"No new position tonight. Our position is the same," caucus chairman Mark Meadows told reporters following a closed-door meeting of his caucus. "We believe we need to do a clean repeal bill."
House Speaker Paul Ryan "is going to need a lot of Democrat votes to pass what would be the largest welfare program sponsored in the history of the Republican Party," said Rep. Mo Brooks, a Republican from Alabama.
After the meeting that stretched into two hours Tuesday night and included guest appearances by House Rules Committee Chairman Pete Sessions and White House Budget Director Mick Mulvaney, Freedom Caucus members emerged unfazed by the very public endorsement President Donald Trump had given the House bill in the hours before.
"When the administration has spoken to our members in private meetings, the discussions have been more about finding ways to move forward together and not about take it or leave it," said Rep. Justin Amash, a Republican from Michigan, who also told reporters he ordered "The Art of the Deal" during the meeting.
The House Freedom Caucus' hardline position puts them on a collision course with leadership, which is beginning its whip operation this week and is committed to the legislation that was introduced Monday night by the House Ways and Means and Energy and Commerce Committees with some changes possible around the edges.
House Speaker Paul Ryan told reporters Tuesday that he guaranteed there would be 218 votes for the bill by the time it got to the House floor.
Rep. Raul Labrador, an Idaho Republican, said: "I don't think there is any tinkering that will get us to 218."
Members rejected the idea that Republican leadership was trying to sell that the party only has one shot to pass a repeal-and-replace package.
"It's never true that you have to take whatever bill is given to you," Amash said. "That's just not true."

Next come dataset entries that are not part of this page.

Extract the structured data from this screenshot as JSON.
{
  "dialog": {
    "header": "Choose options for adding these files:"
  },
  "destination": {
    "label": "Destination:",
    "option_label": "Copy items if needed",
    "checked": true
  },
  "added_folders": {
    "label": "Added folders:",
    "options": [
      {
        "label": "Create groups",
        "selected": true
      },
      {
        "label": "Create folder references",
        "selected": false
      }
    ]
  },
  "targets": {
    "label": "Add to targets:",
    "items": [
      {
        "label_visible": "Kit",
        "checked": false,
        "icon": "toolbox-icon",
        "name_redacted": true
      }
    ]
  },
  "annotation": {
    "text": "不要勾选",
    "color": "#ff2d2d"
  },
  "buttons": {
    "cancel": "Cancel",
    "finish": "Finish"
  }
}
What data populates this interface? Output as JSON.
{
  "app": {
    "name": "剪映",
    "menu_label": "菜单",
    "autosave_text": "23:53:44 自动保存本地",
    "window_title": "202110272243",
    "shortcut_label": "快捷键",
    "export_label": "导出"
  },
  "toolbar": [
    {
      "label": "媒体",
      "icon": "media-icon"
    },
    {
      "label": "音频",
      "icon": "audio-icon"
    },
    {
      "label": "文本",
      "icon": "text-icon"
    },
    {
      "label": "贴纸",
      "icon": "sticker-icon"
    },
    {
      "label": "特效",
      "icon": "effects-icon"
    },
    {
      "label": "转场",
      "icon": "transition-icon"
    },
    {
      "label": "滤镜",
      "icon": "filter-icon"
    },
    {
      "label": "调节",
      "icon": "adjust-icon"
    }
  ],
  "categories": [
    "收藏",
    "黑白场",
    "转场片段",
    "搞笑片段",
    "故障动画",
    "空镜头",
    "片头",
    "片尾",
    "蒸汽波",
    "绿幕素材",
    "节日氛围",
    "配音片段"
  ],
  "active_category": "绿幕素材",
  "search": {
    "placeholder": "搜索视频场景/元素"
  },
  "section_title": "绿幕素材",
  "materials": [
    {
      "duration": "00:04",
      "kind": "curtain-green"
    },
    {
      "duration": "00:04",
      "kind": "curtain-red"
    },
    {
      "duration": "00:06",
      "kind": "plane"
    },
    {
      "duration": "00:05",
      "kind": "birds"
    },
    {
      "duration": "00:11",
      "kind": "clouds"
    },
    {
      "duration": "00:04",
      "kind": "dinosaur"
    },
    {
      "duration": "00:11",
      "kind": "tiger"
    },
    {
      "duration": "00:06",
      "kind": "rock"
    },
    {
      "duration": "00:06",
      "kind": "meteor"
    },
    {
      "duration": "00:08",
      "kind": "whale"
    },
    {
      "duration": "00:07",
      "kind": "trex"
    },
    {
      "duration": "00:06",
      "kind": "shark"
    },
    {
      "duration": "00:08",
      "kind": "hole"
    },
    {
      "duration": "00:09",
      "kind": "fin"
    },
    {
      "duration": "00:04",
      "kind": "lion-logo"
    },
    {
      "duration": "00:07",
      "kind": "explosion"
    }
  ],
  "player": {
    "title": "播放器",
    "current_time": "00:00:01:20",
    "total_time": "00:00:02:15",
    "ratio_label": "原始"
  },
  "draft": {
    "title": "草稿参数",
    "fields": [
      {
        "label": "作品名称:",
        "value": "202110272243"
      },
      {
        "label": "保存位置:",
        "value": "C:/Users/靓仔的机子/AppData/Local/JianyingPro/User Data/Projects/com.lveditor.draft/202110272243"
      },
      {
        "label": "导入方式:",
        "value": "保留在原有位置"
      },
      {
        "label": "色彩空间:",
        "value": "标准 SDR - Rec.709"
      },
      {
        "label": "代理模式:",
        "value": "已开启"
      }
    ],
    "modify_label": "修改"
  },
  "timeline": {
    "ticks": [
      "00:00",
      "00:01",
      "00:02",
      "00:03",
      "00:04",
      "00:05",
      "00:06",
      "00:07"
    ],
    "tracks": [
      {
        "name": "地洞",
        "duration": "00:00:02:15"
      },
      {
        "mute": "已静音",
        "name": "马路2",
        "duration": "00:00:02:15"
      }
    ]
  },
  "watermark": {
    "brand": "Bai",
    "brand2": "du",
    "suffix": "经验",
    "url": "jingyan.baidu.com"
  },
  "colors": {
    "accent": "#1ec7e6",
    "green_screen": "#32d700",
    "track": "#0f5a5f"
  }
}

Not every member of the House Freedom Caucus was diametrically opposed to the legislation, however. One member, Rep. David Schweikert, a Republican from Arizona who also sits on the House Ways and Means Committee, said he was supportive of that committee's portion of the legislation advancing to the next step, but even he noted that right now the House leaders "probably don't" have the votes to pass their bill through the House.
He noted, however, that many members likely hadn't even had a chance yet to read through the bill.
"There's also a lot of members here that are just now probably tonight sitting down for the first time with even the general text," Schweikert said.